EXCERPTED RECORDS:
########################################
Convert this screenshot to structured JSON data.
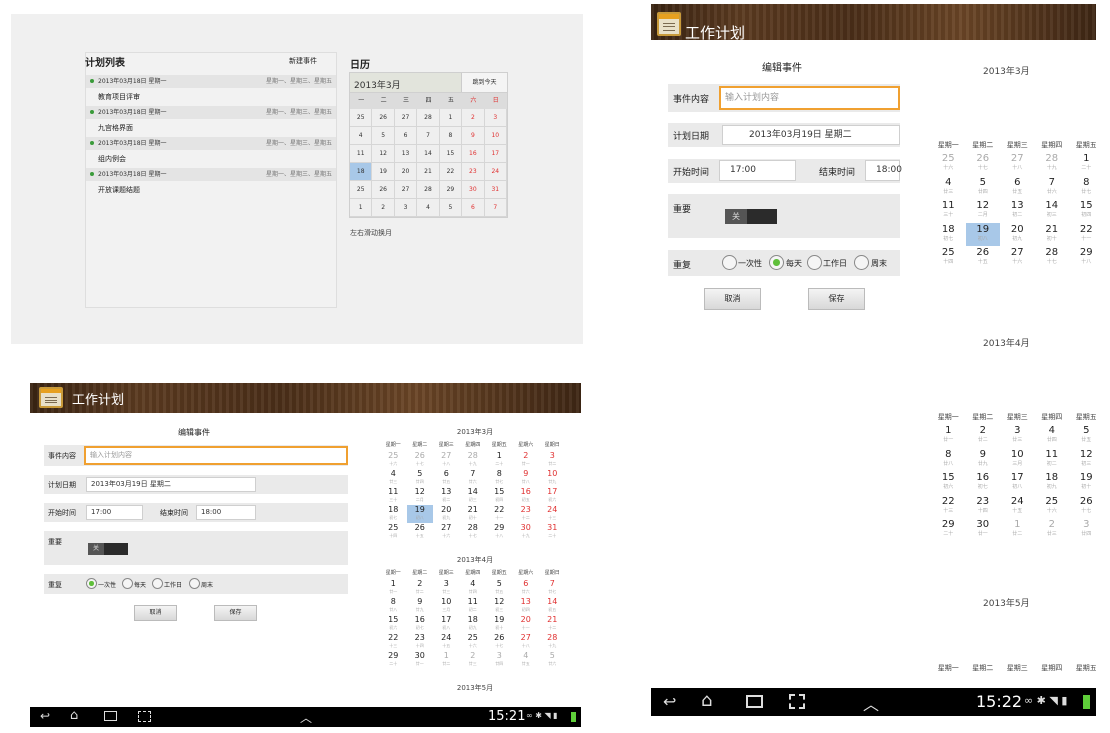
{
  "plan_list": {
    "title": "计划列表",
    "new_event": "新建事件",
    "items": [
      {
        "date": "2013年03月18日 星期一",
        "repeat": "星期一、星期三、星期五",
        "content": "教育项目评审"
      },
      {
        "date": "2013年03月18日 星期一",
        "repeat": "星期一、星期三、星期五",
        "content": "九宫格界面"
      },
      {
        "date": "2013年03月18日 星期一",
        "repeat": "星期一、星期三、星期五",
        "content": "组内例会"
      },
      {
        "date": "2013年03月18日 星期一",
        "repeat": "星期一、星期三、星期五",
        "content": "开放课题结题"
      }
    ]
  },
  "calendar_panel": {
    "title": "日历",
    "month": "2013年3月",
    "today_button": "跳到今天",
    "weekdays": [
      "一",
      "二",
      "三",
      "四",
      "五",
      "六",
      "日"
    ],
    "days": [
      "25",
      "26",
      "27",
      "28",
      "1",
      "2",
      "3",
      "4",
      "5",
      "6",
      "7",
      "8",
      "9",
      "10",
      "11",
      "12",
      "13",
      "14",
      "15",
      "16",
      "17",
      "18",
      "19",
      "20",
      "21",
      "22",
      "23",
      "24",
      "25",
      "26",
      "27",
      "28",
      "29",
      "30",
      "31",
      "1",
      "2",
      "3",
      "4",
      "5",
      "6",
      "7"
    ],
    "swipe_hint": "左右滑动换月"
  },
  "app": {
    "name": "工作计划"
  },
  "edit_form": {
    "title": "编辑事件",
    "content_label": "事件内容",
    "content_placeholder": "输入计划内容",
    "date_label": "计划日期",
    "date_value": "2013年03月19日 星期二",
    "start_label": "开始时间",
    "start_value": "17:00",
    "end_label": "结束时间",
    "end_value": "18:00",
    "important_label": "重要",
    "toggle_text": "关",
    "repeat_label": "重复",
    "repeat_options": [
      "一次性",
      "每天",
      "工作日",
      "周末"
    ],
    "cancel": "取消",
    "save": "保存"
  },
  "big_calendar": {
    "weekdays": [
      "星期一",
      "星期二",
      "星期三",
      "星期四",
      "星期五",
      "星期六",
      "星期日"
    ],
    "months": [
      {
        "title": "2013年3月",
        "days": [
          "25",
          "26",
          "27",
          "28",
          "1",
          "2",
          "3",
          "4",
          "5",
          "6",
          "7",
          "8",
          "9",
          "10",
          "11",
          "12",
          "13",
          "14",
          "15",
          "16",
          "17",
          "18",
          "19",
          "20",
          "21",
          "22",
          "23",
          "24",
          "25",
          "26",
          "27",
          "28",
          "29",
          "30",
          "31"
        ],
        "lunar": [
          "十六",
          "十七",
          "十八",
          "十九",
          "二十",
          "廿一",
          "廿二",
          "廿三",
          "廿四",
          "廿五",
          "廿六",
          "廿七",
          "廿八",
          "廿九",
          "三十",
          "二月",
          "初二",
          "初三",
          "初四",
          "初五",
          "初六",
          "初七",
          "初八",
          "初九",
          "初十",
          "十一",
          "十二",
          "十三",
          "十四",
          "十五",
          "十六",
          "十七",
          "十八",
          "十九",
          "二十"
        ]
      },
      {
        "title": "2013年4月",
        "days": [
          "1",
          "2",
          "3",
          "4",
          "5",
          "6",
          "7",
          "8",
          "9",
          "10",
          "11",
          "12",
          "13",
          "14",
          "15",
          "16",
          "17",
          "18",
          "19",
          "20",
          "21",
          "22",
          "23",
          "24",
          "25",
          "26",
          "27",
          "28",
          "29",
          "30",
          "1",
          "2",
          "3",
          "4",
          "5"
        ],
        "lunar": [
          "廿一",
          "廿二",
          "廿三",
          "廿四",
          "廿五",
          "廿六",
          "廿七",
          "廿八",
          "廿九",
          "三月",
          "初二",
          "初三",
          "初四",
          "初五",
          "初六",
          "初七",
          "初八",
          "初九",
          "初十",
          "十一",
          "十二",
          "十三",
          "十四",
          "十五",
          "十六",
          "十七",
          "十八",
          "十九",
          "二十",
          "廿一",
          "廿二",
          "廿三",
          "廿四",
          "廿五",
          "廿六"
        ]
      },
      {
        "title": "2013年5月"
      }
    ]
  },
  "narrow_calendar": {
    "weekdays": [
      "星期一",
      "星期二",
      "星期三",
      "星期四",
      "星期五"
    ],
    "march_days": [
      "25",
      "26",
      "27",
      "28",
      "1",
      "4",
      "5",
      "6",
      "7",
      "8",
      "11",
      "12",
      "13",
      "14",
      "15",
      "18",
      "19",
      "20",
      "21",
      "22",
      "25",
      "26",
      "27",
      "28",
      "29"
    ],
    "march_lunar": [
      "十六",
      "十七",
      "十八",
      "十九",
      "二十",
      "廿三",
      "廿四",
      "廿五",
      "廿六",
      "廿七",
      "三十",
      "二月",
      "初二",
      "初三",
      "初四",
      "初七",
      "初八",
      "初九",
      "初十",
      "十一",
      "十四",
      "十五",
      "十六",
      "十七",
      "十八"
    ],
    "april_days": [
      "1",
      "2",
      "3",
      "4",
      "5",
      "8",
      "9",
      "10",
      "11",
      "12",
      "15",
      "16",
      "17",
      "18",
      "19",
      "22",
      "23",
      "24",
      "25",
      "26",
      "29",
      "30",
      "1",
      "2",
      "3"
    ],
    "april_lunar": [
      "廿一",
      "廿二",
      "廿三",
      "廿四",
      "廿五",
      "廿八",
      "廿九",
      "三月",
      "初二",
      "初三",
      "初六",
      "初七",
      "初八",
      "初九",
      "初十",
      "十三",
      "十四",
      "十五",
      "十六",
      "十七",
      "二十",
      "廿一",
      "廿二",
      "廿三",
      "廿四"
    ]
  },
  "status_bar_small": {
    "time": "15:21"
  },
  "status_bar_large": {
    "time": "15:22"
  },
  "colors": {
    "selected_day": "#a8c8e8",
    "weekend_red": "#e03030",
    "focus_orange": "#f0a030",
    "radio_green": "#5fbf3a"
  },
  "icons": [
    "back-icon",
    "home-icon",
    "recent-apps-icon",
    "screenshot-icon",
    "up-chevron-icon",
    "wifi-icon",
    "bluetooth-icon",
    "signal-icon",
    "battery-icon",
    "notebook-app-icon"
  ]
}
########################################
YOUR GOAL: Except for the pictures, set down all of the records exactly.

ANSWER BOX:
Convert this screenshot to structured JSON data.
{
  "plan_list": {
    "title": "计划列表",
    "new_event": "新建事件",
    "items": [
      {
        "date": "2013年03月18日 星期一",
        "repeat": "星期一、星期三、星期五",
        "content": "教育项目评审"
      },
      {
        "date": "2013年03月18日 星期一",
        "repeat": "星期一、星期三、星期五",
        "content": "九宫格界面"
      },
      {
        "date": "2013年03月18日 星期一",
        "repeat": "星期一、星期三、星期五",
        "content": "组内例会"
      },
      {
        "date": "2013年03月18日 星期一",
        "repeat": "星期一、星期三、星期五",
        "content": "开放课题结题"
      }
    ]
  },
  "calendar_panel": {
    "title": "日历",
    "month": "2013年3月",
    "today_button": "跳到今天",
    "weekdays": [
      "一",
      "二",
      "三",
      "四",
      "五",
      "六",
      "日"
    ],
    "days": [
      "25",
      "26",
      "27",
      "28",
      "1",
      "2",
      "3",
      "4",
      "5",
      "6",
      "7",
      "8",
      "9",
      "10",
      "11",
      "12",
      "13",
      "14",
      "15",
      "16",
      "17",
      "18",
      "19",
      "20",
      "21",
      "22",
      "23",
      "24",
      "25",
      "26",
      "27",
      "28",
      "29",
      "30",
      "31",
      "1",
      "2",
      "3",
      "4",
      "5",
      "6",
      "7"
    ],
    "swipe_hint": "左右滑动换月"
  },
  "app": {
    "name": "工作计划"
  },
  "edit_form": {
    "title": "编辑事件",
    "content_label": "事件内容",
    "content_placeholder": "输入计划内容",
    "date_label": "计划日期",
    "date_value": "2013年03月19日 星期二",
    "start_label": "开始时间",
    "start_value": "17:00",
    "end_label": "结束时间",
    "end_value": "18:00",
    "important_label": "重要",
    "toggle_text": "关",
    "repeat_label": "重复",
    "repeat_options": [
      "一次性",
      "每天",
      "工作日",
      "周末"
    ],
    "cancel": "取消",
    "save": "保存"
  },
  "big_calendar": {
    "weekdays": [
      "星期一",
      "星期二",
      "星期三",
      "星期四",
      "星期五",
      "星期六",
      "星期日"
    ],
    "months": [
      {
        "title": "2013年3月",
        "days": [
          "25",
          "26",
          "27",
          "28",
          "1",
          "2",
          "3",
          "4",
          "5",
          "6",
          "7",
          "8",
          "9",
          "10",
          "11",
          "12",
          "13",
          "14",
          "15",
          "16",
          "17",
          "18",
          "19",
          "20",
          "21",
          "22",
          "23",
          "24",
          "25",
          "26",
          "27",
          "28",
          "29",
          "30",
          "31"
        ],
        "lunar": [
          "十六",
          "十七",
          "十八",
          "十九",
          "二十",
          "廿一",
          "廿二",
          "廿三",
          "廿四",
          "廿五",
          "廿六",
          "廿七",
          "廿八",
          "廿九",
          "三十",
          "二月",
          "初二",
          "初三",
          "初四",
          "初五",
          "初六",
          "初七",
          "初八",
          "初九",
          "初十",
          "十一",
          "十二",
          "十三",
          "十四",
          "十五",
          "十六",
          "十七",
          "十八",
          "十九",
          "二十"
        ]
      },
      {
        "title": "2013年4月",
        "days": [
          "1",
          "2",
          "3",
          "4",
          "5",
          "6",
          "7",
          "8",
          "9",
          "10",
          "11",
          "12",
          "13",
          "14",
          "15",
          "16",
          "17",
          "18",
          "19",
          "20",
          "21",
          "22",
          "23",
          "24",
          "25",
          "26",
          "27",
          "28",
          "29",
          "30",
          "1",
          "2",
          "3",
          "4",
          "5"
        ],
        "lunar": [
          "廿一",
          "廿二",
          "廿三",
          "廿四",
          "廿五",
          "廿六",
          "廿七",
          "廿八",
          "廿九",
          "三月",
          "初二",
          "初三",
          "初四",
          "初五",
          "初六",
          "初七",
          "初八",
          "初九",
          "初十",
          "十一",
          "十二",
          "十三",
          "十四",
          "十五",
          "十六",
          "十七",
          "十八",
          "十九",
          "二十",
          "廿一",
          "廿二",
          "廿三",
          "廿四",
          "廿五",
          "廿六"
        ]
      },
      {
        "title": "2013年5月"
      }
    ]
  },
  "narrow_calendar": {
    "weekdays": [
      "星期一",
      "星期二",
      "星期三",
      "星期四",
      "星期五"
    ],
    "march_days": [
      "25",
      "26",
      "27",
      "28",
      "1",
      "4",
      "5",
      "6",
      "7",
      "8",
      "11",
      "12",
      "13",
      "14",
      "15",
      "18",
      "19",
      "20",
      "21",
      "22",
      "25",
      "26",
      "27",
      "28",
      "29"
    ],
    "march_lunar": [
      "十六",
      "十七",
      "十八",
      "十九",
      "二十",
      "廿三",
      "廿四",
      "廿五",
      "廿六",
      "廿七",
      "三十",
      "二月",
      "初二",
      "初三",
      "初四",
      "初七",
      "初八",
      "初九",
      "初十",
      "十一",
      "十四",
      "十五",
      "十六",
      "十七",
      "十八"
    ],
    "april_days": [
      "1",
      "2",
      "3",
      "4",
      "5",
      "8",
      "9",
      "10",
      "11",
      "12",
      "15",
      "16",
      "17",
      "18",
      "19",
      "22",
      "23",
      "24",
      "25",
      "26",
      "29",
      "30",
      "1",
      "2",
      "3"
    ],
    "april_lunar": [
      "廿一",
      "廿二",
      "廿三",
      "廿四",
      "廿五",
      "廿八",
      "廿九",
      "三月",
      "初二",
      "初三",
      "初六",
      "初七",
      "初八",
      "初九",
      "初十",
      "十三",
      "十四",
      "十五",
      "十六",
      "十七",
      "二十",
      "廿一",
      "廿二",
      "廿三",
      "廿四"
    ]
  },
  "status_bar_small": {
    "time": "15:21"
  },
  "status_bar_large": {
    "time": "15:22"
  },
  "colors": {
    "selected_day": "#a8c8e8",
    "weekend_red": "#e03030",
    "focus_orange": "#f0a030",
    "radio_green": "#5fbf3a"
  },
  "icons": [
    "back-icon",
    "home-icon",
    "recent-apps-icon",
    "screenshot-icon",
    "up-chevron-icon",
    "wifi-icon",
    "bluetooth-icon",
    "signal-icon",
    "battery-icon",
    "notebook-app-icon"
  ]
}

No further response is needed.